*** Begin section ***
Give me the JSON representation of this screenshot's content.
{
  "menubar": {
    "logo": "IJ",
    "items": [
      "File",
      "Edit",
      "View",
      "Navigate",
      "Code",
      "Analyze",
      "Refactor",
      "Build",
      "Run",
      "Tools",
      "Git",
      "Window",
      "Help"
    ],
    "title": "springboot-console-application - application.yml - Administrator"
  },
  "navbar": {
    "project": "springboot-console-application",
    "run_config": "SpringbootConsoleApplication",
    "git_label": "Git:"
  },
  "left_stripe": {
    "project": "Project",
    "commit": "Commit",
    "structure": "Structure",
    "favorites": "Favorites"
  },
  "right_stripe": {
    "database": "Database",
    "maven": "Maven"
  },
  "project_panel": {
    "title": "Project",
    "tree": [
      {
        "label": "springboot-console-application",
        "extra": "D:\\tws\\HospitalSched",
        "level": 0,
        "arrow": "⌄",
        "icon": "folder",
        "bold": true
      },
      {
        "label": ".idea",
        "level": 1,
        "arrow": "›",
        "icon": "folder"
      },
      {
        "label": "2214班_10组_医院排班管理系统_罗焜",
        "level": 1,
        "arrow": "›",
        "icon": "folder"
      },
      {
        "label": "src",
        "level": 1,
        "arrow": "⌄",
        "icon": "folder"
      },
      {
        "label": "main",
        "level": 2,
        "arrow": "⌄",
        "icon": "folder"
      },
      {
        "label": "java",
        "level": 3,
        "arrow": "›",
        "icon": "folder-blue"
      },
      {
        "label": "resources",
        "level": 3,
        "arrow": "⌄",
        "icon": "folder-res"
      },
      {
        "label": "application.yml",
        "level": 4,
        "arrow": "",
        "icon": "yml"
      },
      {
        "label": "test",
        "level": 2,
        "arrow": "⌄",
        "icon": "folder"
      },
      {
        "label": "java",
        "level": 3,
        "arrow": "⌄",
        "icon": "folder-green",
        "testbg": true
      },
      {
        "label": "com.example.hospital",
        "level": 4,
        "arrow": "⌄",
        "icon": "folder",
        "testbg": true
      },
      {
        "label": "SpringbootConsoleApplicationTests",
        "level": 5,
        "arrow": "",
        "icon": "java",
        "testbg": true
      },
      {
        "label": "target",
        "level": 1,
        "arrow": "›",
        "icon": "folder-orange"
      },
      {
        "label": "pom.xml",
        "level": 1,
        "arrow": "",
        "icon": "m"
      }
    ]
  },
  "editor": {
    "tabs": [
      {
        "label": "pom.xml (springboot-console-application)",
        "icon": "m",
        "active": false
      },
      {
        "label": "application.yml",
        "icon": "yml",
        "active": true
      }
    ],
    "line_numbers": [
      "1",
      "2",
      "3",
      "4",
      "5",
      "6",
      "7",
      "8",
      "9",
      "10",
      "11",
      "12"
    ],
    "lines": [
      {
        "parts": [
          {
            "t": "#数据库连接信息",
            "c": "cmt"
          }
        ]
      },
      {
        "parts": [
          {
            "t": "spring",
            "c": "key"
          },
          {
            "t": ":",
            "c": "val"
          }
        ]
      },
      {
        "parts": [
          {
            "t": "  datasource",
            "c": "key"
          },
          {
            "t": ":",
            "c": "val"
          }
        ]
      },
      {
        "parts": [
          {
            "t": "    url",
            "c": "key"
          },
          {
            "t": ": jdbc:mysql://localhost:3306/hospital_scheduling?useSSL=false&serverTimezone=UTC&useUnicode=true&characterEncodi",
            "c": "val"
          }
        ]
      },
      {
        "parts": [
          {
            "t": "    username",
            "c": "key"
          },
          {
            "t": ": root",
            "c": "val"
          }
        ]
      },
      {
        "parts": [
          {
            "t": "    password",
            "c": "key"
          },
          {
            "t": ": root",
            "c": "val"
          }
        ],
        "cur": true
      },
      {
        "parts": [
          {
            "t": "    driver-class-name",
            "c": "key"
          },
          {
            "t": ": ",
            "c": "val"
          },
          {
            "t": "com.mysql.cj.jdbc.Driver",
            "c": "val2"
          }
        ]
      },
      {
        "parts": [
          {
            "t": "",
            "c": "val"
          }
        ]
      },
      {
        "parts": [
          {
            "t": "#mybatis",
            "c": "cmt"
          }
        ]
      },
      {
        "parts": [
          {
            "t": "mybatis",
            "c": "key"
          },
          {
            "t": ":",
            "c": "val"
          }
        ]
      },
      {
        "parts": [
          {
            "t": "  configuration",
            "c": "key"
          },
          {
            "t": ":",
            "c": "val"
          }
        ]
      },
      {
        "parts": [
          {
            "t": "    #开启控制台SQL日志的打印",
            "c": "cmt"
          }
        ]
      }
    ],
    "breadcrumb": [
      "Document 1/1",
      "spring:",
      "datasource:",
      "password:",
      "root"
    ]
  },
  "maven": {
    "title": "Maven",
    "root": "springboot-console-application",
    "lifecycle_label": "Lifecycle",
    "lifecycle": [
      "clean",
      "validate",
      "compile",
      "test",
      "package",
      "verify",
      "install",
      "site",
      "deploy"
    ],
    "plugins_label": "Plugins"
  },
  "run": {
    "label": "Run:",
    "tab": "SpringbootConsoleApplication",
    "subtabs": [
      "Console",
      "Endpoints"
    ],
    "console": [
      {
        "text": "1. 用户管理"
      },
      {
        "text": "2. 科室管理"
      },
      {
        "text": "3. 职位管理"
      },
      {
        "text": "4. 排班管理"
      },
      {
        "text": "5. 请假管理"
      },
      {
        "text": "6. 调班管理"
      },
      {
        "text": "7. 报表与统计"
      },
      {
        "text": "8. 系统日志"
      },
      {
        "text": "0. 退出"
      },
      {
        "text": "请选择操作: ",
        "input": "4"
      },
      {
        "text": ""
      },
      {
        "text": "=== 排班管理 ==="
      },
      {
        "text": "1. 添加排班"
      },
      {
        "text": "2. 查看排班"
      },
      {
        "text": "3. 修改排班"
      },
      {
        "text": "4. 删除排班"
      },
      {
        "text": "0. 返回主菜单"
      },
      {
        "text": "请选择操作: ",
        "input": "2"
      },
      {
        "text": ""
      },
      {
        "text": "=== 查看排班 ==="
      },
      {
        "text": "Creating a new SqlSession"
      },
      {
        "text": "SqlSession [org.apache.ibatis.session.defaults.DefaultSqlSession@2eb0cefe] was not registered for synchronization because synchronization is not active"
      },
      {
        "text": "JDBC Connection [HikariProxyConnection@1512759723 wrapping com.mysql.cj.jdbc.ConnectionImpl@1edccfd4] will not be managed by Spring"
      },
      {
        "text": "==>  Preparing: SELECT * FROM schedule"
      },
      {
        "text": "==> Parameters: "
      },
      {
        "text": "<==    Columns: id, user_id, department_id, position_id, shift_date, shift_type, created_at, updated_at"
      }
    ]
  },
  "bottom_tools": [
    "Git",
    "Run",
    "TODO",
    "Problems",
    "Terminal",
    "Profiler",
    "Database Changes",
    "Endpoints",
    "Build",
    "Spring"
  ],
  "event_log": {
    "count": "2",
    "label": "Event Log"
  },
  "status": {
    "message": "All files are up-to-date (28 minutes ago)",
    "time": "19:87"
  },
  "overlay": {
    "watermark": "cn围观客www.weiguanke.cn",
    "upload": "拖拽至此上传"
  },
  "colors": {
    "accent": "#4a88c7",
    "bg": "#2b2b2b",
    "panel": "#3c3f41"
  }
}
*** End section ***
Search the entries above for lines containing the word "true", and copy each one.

● **Written answer**
        "bold": true
        "testbg": true
        "testbg": true
        "testbg": true
        "active": true
            "t": ": jdbc:mysql://localhost:3306/hospital_scheduling?useSSL=false&serverTimezone=UTC&useUnicode=true&characterEncodi",
        "cur": true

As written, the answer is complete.